I thought of this post to help newer brewers understand the types of hops they can buy. During the current hop shortage; storability is the most important thing to keep in mind when you finally find a precious ounce of your favorite hop. I hope this is mildly informative and entertaining.
Pellets are ground up whole hops, that are then pressed into a pellet form. The pressing creates a hop product with significantly less surface area than whole leaf hops. Therefore they have superior storage properties to other hops. The fact that they are ground up, means that once the pellets dissolve in the wort, the hop utilization goes up significantly because of the increased surface area of all the little bits. As a result you can’t just sub 1:1 pellet from whole leaf. Utilization can be improved from 10-25% with pellets over whole hops. So using more whole hops is required than pellets to get the same results.

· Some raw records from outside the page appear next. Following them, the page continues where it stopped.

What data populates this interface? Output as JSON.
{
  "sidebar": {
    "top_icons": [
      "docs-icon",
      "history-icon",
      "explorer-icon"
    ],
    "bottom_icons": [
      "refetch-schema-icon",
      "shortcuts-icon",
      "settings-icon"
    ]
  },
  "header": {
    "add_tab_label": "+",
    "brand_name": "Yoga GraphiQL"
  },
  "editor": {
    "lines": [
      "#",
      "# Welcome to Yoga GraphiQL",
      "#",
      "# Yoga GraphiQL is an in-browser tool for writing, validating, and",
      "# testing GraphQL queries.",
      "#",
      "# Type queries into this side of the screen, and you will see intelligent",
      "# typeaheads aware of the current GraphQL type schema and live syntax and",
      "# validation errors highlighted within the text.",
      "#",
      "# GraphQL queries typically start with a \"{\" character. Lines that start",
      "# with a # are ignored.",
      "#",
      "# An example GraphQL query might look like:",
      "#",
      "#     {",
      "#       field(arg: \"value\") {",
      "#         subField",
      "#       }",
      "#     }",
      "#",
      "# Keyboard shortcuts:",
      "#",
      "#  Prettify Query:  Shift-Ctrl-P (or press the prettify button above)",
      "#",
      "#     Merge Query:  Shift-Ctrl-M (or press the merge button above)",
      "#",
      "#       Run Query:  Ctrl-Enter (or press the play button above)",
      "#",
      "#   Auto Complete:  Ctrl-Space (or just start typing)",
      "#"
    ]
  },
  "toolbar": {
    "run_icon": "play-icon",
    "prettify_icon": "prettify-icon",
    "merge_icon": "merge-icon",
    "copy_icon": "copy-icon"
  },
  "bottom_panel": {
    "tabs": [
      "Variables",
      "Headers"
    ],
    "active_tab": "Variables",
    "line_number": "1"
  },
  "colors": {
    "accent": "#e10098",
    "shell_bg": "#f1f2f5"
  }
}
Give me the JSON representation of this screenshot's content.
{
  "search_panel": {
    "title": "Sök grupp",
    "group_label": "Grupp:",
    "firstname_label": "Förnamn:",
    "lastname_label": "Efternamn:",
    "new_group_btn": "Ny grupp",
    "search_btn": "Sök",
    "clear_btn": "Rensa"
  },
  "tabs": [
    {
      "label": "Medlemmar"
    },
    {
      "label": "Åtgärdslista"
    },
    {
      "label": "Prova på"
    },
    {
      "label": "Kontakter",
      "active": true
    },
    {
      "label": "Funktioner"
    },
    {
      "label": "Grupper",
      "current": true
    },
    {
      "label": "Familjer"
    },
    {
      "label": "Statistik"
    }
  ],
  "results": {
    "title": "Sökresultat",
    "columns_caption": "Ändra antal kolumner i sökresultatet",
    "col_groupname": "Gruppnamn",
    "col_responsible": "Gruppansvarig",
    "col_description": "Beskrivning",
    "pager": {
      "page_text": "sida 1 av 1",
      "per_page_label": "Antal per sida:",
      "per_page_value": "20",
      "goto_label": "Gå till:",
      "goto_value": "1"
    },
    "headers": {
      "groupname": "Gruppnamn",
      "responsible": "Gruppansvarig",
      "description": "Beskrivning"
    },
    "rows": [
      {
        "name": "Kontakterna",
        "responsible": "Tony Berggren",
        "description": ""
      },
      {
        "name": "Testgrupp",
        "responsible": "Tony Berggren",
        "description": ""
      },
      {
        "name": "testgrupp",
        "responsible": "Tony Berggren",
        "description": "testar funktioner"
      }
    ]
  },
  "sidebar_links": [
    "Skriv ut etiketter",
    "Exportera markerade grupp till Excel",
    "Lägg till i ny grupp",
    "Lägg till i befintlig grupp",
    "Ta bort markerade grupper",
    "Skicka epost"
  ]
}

Hop plugs are whole hops that have been pressed (no grinding) into discs that are about a 1/2-3/4 inch thick and have a diameter slightly larger than a quarter. When they are plopped into the wort they slowly expand and will look like whole leaf hops in the kettle. The advantage to plugs is that the storage is improved (not as good as pellets) and there is less manipulation of the hop flower (again, no grinding). Plus, their hockey puck design is ideal for pick up games on the frozen lake down the street. I’m just kidding about that last point, but I thought I would try to sneak one by you.
Whole Leaf Hops:
Whole leaf hops are just virgin picked hops dried and put in a bag, hopefully vacuum sealed. This is where plugs and pellets start from. Whole leaf are great when they are freshest, but will have the shortest shelf-life. When using whole leaf hops its important to plan the brew carefully so that an open bag of while leaf is used rather quickly. Once exposed to air whole leaf hops degrade faster than the other two forms.
Personally, I am a pellet fan. The main reason for this is storage benefits. In the past I would buy hop pellets by the pound. They come in a airtight bag that is nearly impervious to gas exchange. Once opened I press and seal the bag the best I can, often with a binder clip or two. Then I put the bag in a large ziploc bag, pressed and sealed to remove more air. I store these double bagged hops in the freezer. I have found that I can use a bag of hops and still have fresh hop character within 6-9 as long as I am careful each time. I have used hops that are over a year old with this storage methods and detected little change in quality. Being sure to rotate the stock of hops and plan out the brew session to use older hops first keeps me from letting the hop pellets get too old.